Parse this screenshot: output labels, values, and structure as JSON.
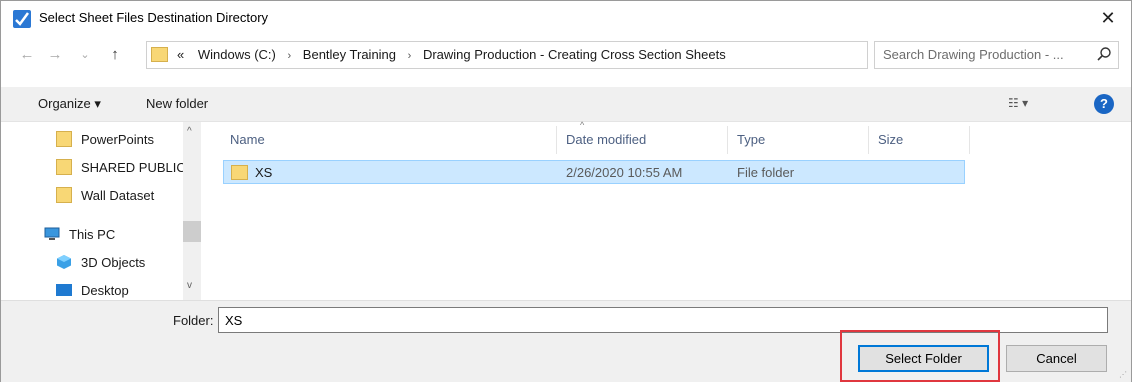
{
  "window": {
    "title": "Select Sheet Files Destination Directory",
    "close_symbol": "✕"
  },
  "nav_buttons": {
    "back": "←",
    "forward": "→",
    "recent": "⌄",
    "up": "↑"
  },
  "address": {
    "overflow": "«",
    "crumbs": [
      "Windows (C:)",
      "Bentley Training",
      "Drawing Production - Creating Cross Section Sheets"
    ],
    "separator": "›",
    "dropdown": "⌄",
    "refresh": "↻"
  },
  "search": {
    "placeholder": "Search Drawing Production - ..."
  },
  "toolbar": {
    "organize_label": "Organize ▾",
    "new_folder_label": "New folder",
    "view_label": "☷ ▾",
    "help_label": "?"
  },
  "nav_pane": {
    "items": [
      {
        "label": "PowerPoints",
        "icon": "folder-icon"
      },
      {
        "label": "SHARED PUBLIC",
        "icon": "folder-icon"
      },
      {
        "label": "Wall Dataset",
        "icon": "folder-icon"
      },
      {
        "label": "This PC",
        "icon": "computer-icon"
      },
      {
        "label": "3D Objects",
        "icon": "cube-icon"
      },
      {
        "label": "Desktop",
        "icon": "desktop-icon"
      }
    ],
    "scroll_up": "^",
    "scroll_down": "v"
  },
  "columns": {
    "name": "Name",
    "date": "Date modified",
    "type": "Type",
    "size": "Size",
    "sort_indicator": "^"
  },
  "files": [
    {
      "name": "XS",
      "date": "2/26/2020 10:55 AM",
      "type": "File folder",
      "size": ""
    }
  ],
  "footer": {
    "folder_label": "Folder:",
    "folder_value": "XS",
    "select_button": "Select Folder",
    "cancel_button": "Cancel",
    "grip": "⋰"
  },
  "colors": {
    "accent": "#0078d7",
    "selection_bg": "#cce8ff",
    "highlight_box": "#e0373f",
    "folder_yellow": "#f8d775",
    "help_blue": "#1a66c4"
  }
}
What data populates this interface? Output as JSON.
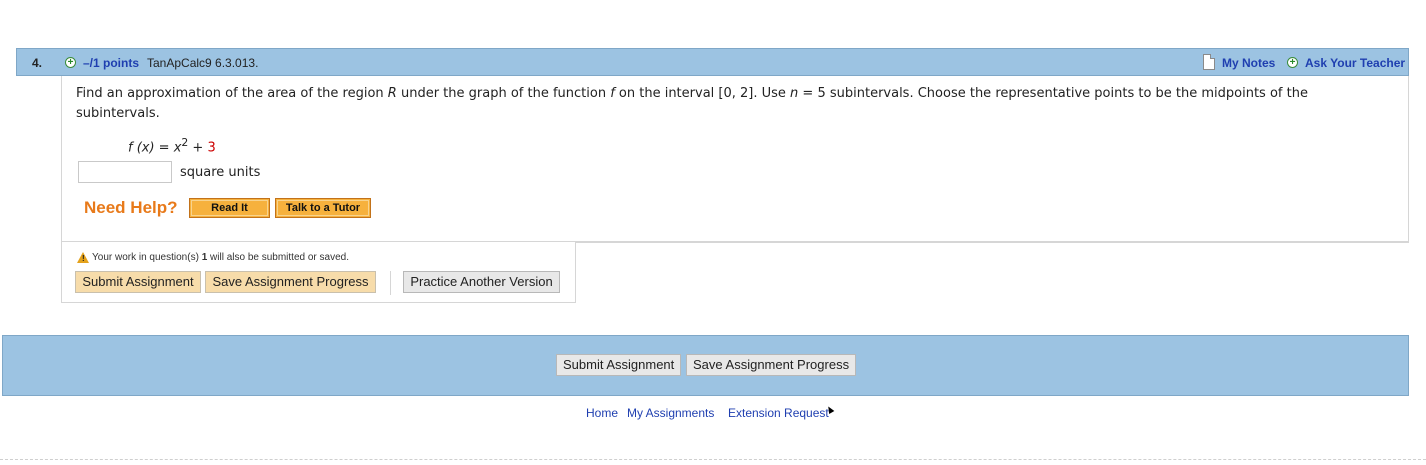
{
  "question": {
    "number": "4.",
    "points": "–/1 points",
    "id": "TanApCalc9 6.3.013.",
    "my_notes": "My Notes",
    "ask_teacher": "Ask Your Teacher",
    "text": "Find an approximation of the area of the region R under the graph of the function f on the interval [0, 2]. Use n = 5 subintervals. Choose the representative points to be the midpoints of the subintervals.",
    "formula_lhs": "f (x) = x",
    "formula_exp": "2",
    "formula_plus": " + ",
    "formula_const": "3",
    "answer_value": "",
    "units": "square units"
  },
  "help": {
    "label": "Need Help?",
    "read_it": "Read It",
    "talk_tutor": "Talk to a Tutor"
  },
  "submission": {
    "warning_prefix": "Your work in question(s) ",
    "warning_num": "1",
    "warning_suffix": " will also be submitted or saved.",
    "submit": "Submit Assignment",
    "save": "Save Assignment Progress",
    "practice": "Practice Another Version"
  },
  "bottom": {
    "submit": "Submit Assignment",
    "save": "Save Assignment Progress"
  },
  "footer": {
    "home": "Home",
    "my_assignments": "My Assignments",
    "extension": "Extension Request"
  },
  "colors": {
    "bar_blue": "#9cc3e2",
    "link_blue": "#1f3fb0",
    "help_orange": "#e87a1a",
    "button_tan": "#f7dcaa",
    "constant_red": "#cc0000"
  },
  "icons": [
    "plus-icon",
    "notes-icon",
    "warning-icon"
  ]
}
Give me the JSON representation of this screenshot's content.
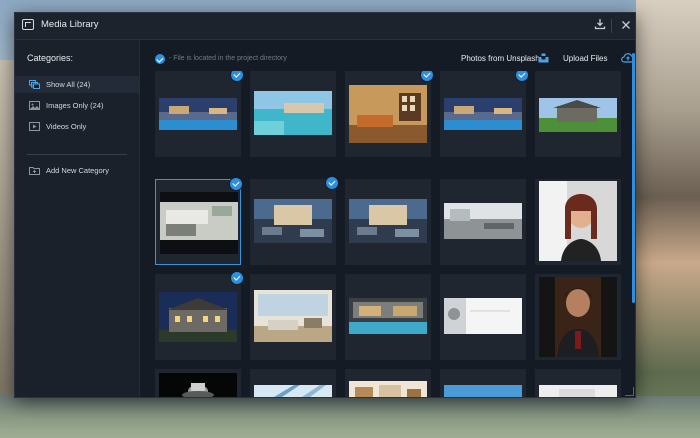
{
  "window": {
    "title": "Media Library"
  },
  "sidebar": {
    "heading": "Categories:",
    "items": [
      {
        "label": "Show All (24)",
        "icon": "stack-icon",
        "active": true
      },
      {
        "label": "Images Only (24)",
        "icon": "image-icon",
        "active": false
      },
      {
        "label": "Videos Only",
        "icon": "video-icon",
        "active": false
      }
    ],
    "add_label": "Add New Category"
  },
  "header": {
    "note": "- File is located in the project directory",
    "unsplash_label": "Photos from Unsplash",
    "upload_label": "Upload Files"
  },
  "colors": {
    "accent": "#2b90e0",
    "panel": "#151b24",
    "sidebar": "#1a212b",
    "tile": "#1f2630"
  },
  "grid": {
    "tiles": [
      {
        "desc": "pool-night",
        "checked": true,
        "selected": false
      },
      {
        "desc": "coastal-town",
        "checked": false,
        "selected": false
      },
      {
        "desc": "living-room",
        "checked": true,
        "selected": false
      },
      {
        "desc": "pool-night-2",
        "checked": true,
        "selected": false
      },
      {
        "desc": "house-lawn",
        "checked": false,
        "selected": false
      },
      {
        "desc": "modern-house",
        "checked": true,
        "selected": true
      },
      {
        "desc": "patio-dusk",
        "checked": true,
        "selected": false
      },
      {
        "desc": "patio-dusk-2",
        "checked": false,
        "selected": false
      },
      {
        "desc": "rooftop-terrace",
        "checked": false,
        "selected": false
      },
      {
        "desc": "woman-portrait",
        "checked": false,
        "selected": false
      },
      {
        "desc": "mansion-night",
        "checked": true,
        "selected": false
      },
      {
        "desc": "bright-living",
        "checked": false,
        "selected": false
      },
      {
        "desc": "villa-pool",
        "checked": false,
        "selected": false
      },
      {
        "desc": "white-interior",
        "checked": false,
        "selected": false
      },
      {
        "desc": "man-portrait",
        "checked": false,
        "selected": false
      },
      {
        "desc": "hat-dark",
        "checked": false,
        "selected": false
      },
      {
        "desc": "glass-ceiling",
        "checked": false,
        "selected": false
      },
      {
        "desc": "wood-interior",
        "checked": false,
        "selected": false
      },
      {
        "desc": "blue-sky",
        "checked": false,
        "selected": false
      },
      {
        "desc": "white-room",
        "checked": false,
        "selected": false
      }
    ]
  }
}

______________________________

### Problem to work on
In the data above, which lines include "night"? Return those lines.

### Finished exercise
        "desc": "pool-night",
        "desc": "pool-night-2",
        "desc": "mansion-night",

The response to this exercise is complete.